[Start of section]

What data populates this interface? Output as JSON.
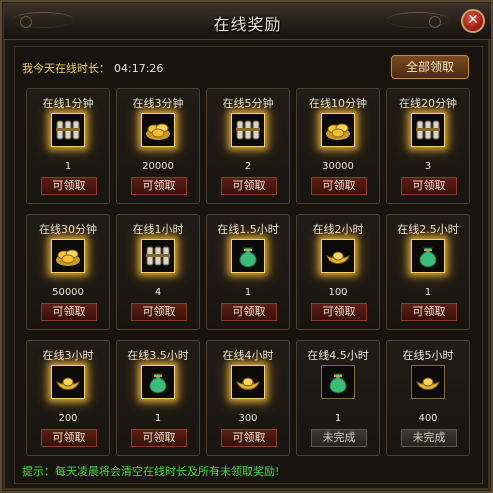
{
  "window": {
    "title": "在线奖励"
  },
  "online": {
    "label": "我今天在线时长：",
    "value": "04:17:26"
  },
  "claim_all_label": "全部领取",
  "tip": "提示：每天凌晨将会清空在线时长及所有未领取奖励!",
  "rewards": [
    {
      "label": "在线1分钟",
      "qty": "1",
      "status": "可领取",
      "icon": "scroll-bundle-icon"
    },
    {
      "label": "在线3分钟",
      "qty": "20000",
      "status": "可领取",
      "icon": "gold-coins-icon"
    },
    {
      "label": "在线5分钟",
      "qty": "2",
      "status": "可领取",
      "icon": "scroll-bundle-icon"
    },
    {
      "label": "在线10分钟",
      "qty": "30000",
      "status": "可领取",
      "icon": "gold-coins-icon"
    },
    {
      "label": "在线20分钟",
      "qty": "3",
      "status": "可领取",
      "icon": "scroll-bundle-icon"
    },
    {
      "label": "在线30分钟",
      "qty": "50000",
      "status": "可领取",
      "icon": "gold-coins-icon"
    },
    {
      "label": "在线1小时",
      "qty": "4",
      "status": "可领取",
      "icon": "scroll-bundle-icon"
    },
    {
      "label": "在线1.5小时",
      "qty": "1",
      "status": "可领取",
      "icon": "green-pouch-icon"
    },
    {
      "label": "在线2小时",
      "qty": "100",
      "status": "可领取",
      "icon": "gold-ingot-icon"
    },
    {
      "label": "在线2.5小时",
      "qty": "1",
      "status": "可领取",
      "icon": "green-pouch-icon"
    },
    {
      "label": "在线3小时",
      "qty": "200",
      "status": "可领取",
      "icon": "gold-ingot-icon"
    },
    {
      "label": "在线3.5小时",
      "qty": "1",
      "status": "可领取",
      "icon": "green-pouch-icon"
    },
    {
      "label": "在线4小时",
      "qty": "300",
      "status": "可领取",
      "icon": "gold-ingot-icon"
    },
    {
      "label": "在线4.5小时",
      "qty": "1",
      "status": "未完成",
      "icon": "green-pouch-icon"
    },
    {
      "label": "在线5小时",
      "qty": "400",
      "status": "未完成",
      "icon": "gold-ingot-icon"
    }
  ]
}
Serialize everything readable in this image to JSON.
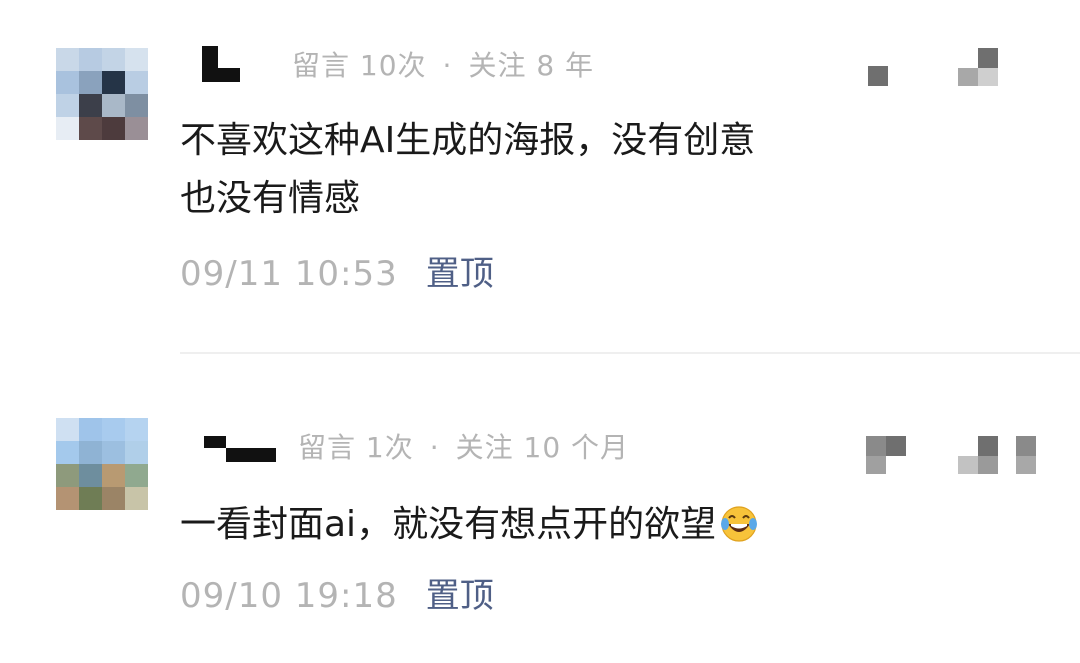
{
  "comments": [
    {
      "meta": {
        "messages": "留言 10次",
        "following": "关注 8 年",
        "separator": "·"
      },
      "text_lines": [
        "不喜欢这种AI生成的海报，没有创意",
        "也没有情感"
      ],
      "timestamp": "09/11 10:53",
      "pin_label": "置顶"
    },
    {
      "meta": {
        "messages": "留言 1次",
        "following": "关注 10 个月",
        "separator": "·"
      },
      "text_lines": [
        "一看封面ai，就没有想点开的欲望"
      ],
      "emoji": "laughing-tears-emoji",
      "timestamp": "09/10 19:18",
      "pin_label": "置顶"
    }
  ],
  "colors": {
    "meta_gray": "#b4b4b4",
    "pin_blue": "#4f5f86",
    "text": "#1a1a1a",
    "divider": "#efefef"
  }
}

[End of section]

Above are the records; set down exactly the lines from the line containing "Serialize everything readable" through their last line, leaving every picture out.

Serialize everything readable in this image to JSON.
{
  "comments": [
    {
      "meta": {
        "messages": "留言 10次",
        "following": "关注 8 年",
        "separator": "·"
      },
      "text_lines": [
        "不喜欢这种AI生成的海报，没有创意",
        "也没有情感"
      ],
      "timestamp": "09/11 10:53",
      "pin_label": "置顶"
    },
    {
      "meta": {
        "messages": "留言 1次",
        "following": "关注 10 个月",
        "separator": "·"
      },
      "text_lines": [
        "一看封面ai，就没有想点开的欲望"
      ],
      "emoji": "laughing-tears-emoji",
      "timestamp": "09/10 19:18",
      "pin_label": "置顶"
    }
  ],
  "colors": {
    "meta_gray": "#b4b4b4",
    "pin_blue": "#4f5f86",
    "text": "#1a1a1a",
    "divider": "#efefef"
  }
}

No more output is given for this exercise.